Download presentation

Presentation is loading. Please wait.

Published byLevi Birchett Modified about 1 year ago

1
Warmup 1)describe the interval(s) on which the function is continuous 2) which of the following points of discontinuity of are not removable? a)0c) -2e) -5 b)6d) 4

2
2.4 Rates of Change and Tangent Lines

3
The slope of a line is given by: The slope at (1,1) can be approximated by the slope of the secant through (4,16). We could get a better approximation if we move the point closer to (1,1). ie: (3,9) Even better would be the point (2,4).

4
The slope of a line is given by: If we got really close to (1,1), say (1.1,1.21), the approximation would get better still How far can we go?

5
slope slope at The slope of the curve at the point is:

6
is called the difference quotient of f at a. If you are asked to find the slope using the definition or using the difference quotient, this is the technique you will use. Sometimes, you will see the problem already in the difference quotient, and have to figure out the limit.

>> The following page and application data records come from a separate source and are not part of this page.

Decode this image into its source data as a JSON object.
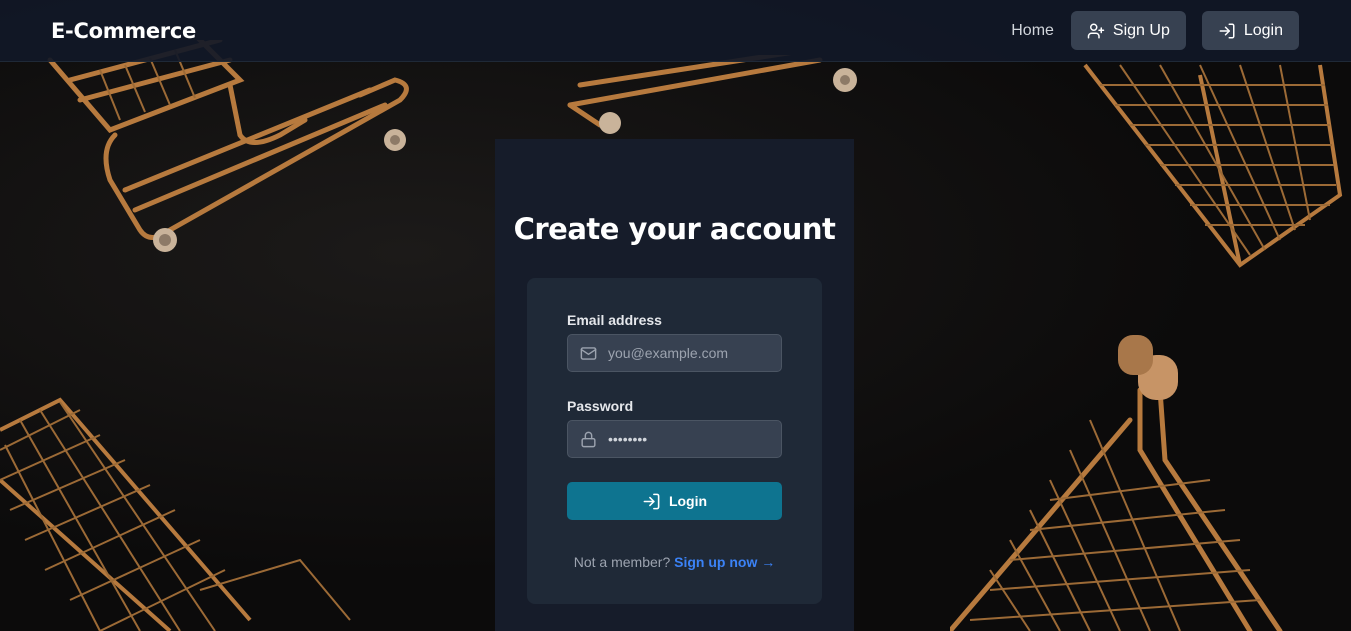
{
  "navbar": {
    "brand": "E-Commerce",
    "home_label": "Home",
    "signup_label": "Sign Up",
    "login_label": "Login"
  },
  "form": {
    "heading": "Create your account",
    "email_label": "Email address",
    "email_placeholder": "you@example.com",
    "password_label": "Password",
    "password_value": "••••••••",
    "login_button": "Login",
    "not_member_text": "Not a member?",
    "signup_link": "Sign up now"
  },
  "icons": {
    "signup": "user-plus-icon",
    "login": "login-icon",
    "email": "mail-icon",
    "password": "lock-icon",
    "arrow": "arrow-right-icon"
  },
  "colors": {
    "accent": "#0e7490",
    "link": "#3b82f6",
    "card": "#161c2a",
    "form": "#1f2937"
  }
}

7
In the previous example, the tangent line could be found using. The slope of a curve at a point is the same as the slope of the tangent line at that point. If you want the normal line (perpendicular line), use the negative reciprocal of the slope. (in this case, )

8
Example 4: b Where is the slope ? Let

9
Review: average slope: slope at a point: average velocity: (slope) instantaneous velocity: (slope at 1 point) If is the position function: These are often mixed up by Calculus students! So are these! velocity = slope

10
(slope of the tangent line to graph at the point

11

12

13

14
The End p. 87 (1-5 odd, 7, 9-23 odd) Day 1: Day 2: p. 87 (2-6 even, even, 29, 30) Suggested Review Problems for Ch.2 from the book: p. 91 (6, 7, 9, 21-32, 39-43, 52)

Similar presentations

© 2017 SlidePlayer.com Inc.

All rights reserved.

Ads by Google